Urban Farming: A potential solution for the growing world population?
April 13, 2012 §
Plantagon Vertical Greenhouse courtesy of the Plantagon website
With the global population reaching the 7 billion mark late last year the stress on basic resources such as food and land strengthens as the human population creeps closer to its carrying capacity. UN demographers predict that the population may even reach 9 billion by 2045. What does this mean for the future of the planet? Well, even as it is today there are near on a billion people who live in hunger, and in the decades to come this number will triple with most of the numbers coming from poor nations. Also if these poor nations strive to achieve the same luxuries as their wealthier counterparts through the same methods of deforestation, coal and oil burning, and the freely scattering fertilizers and pesticides, the effect on natural resources and the environment could be detrimental. On top of this the percent of people living in urban areas will increase to 80% adding to the growing demand in urban settings. So in order to tackle this problem environmental designers have come up with a possible solution – urban farming.
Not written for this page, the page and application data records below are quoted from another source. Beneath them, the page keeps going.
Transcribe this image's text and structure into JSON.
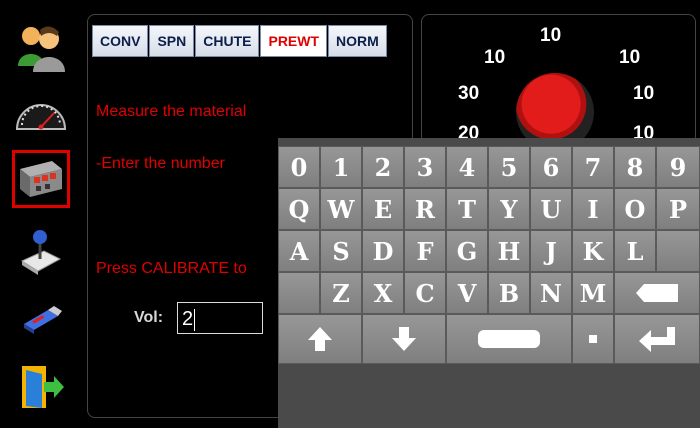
{
  "tabs": [
    {
      "label": "CONV"
    },
    {
      "label": "SPN"
    },
    {
      "label": "CHUTE"
    },
    {
      "label": "PREWT",
      "active": true
    },
    {
      "label": "NORM"
    }
  ],
  "messages": {
    "line1": "Measure the material",
    "line2": "-Enter the number",
    "line3": "Press CALIBRATE to"
  },
  "volume": {
    "label": "Vol:",
    "value": "2"
  },
  "gauge": {
    "numbers": [
      "10",
      "10",
      "10",
      "30",
      "10",
      "20",
      "10"
    ]
  },
  "keyboard": {
    "row1": [
      "0",
      "1",
      "2",
      "3",
      "4",
      "5",
      "6",
      "7",
      "8",
      "9"
    ],
    "row2": [
      "Q",
      "W",
      "E",
      "R",
      "T",
      "Y",
      "U",
      "I",
      "O",
      "P"
    ],
    "row3": [
      "A",
      "S",
      "D",
      "F",
      "G",
      "H",
      "J",
      "K",
      "L",
      ""
    ],
    "row4": [
      "",
      "Z",
      "X",
      "C",
      "V",
      "B",
      "N",
      "M",
      "backspace"
    ],
    "row5": [
      "shift-up",
      "arrow-down",
      "space",
      "dot",
      "enter"
    ]
  },
  "sidebar": {
    "items": [
      {
        "icon": "users-icon"
      },
      {
        "icon": "speedometer-icon"
      },
      {
        "icon": "valve-block-icon",
        "active": true
      },
      {
        "icon": "joystick-icon"
      },
      {
        "icon": "usb-drive-icon"
      },
      {
        "icon": "exit-door-icon"
      }
    ]
  },
  "colors": {
    "accent": "#e00000",
    "key_face": "#8a8a8a",
    "keyboard_bg": "#4a4a4a"
  }
}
The use of greenhouses as a way of cultivating crops has been used for centuries and will continue to do so through the use of urban farming, but with a slight twist, growing vertically rather than horizontally. If people can live in skyscrapers, why can’t plants? Through the use of vertical greenhouses less space is required with more yield, and conditions can be controlled easier than outdoors, therefore reducing the risk of spoilage. But is it really plausible to have a vertical greenhouse you ask, well the answer has been given by the Swedish urban agriculture design company Plantagon who have recently started construction on a vertical farm in Linköping, Sweden. Critiques to the vertical farming technique have generally found fault in the possible uneven distribution of natural light where plants in the middle of the building would receive less light than those near the window creating an uneven growth distribution. However Plantagon have mitigated this problem through a rotating corkscrew-like platform that allows for the even distribution of light. The project is due to complete in 2013.
If this project is a success, cities all over the world could be developing these vertical greenhouses and the creation of fully or partially self-sufficient cities could be plausible. Also with the spread of technology and know-how these projects could be completed in poorer nations to help eliminate the destructive methods of agriculture that lead to the deforestation of our precious rainforests. The disastrous “slash and burn” method of removing the trees and large agrobusinesses who require large plantations of palm oil and soya are two examples of such dangers to the amazonian rainforest that could be reduced substantially with the move towards urban farming. Either way the future of urban farming is within arms reach and will hopefully revolutionize agricultural methods for a more sustainable future.
A video about Plantagon’s urban vertical farming courtesy of the Plantagon website.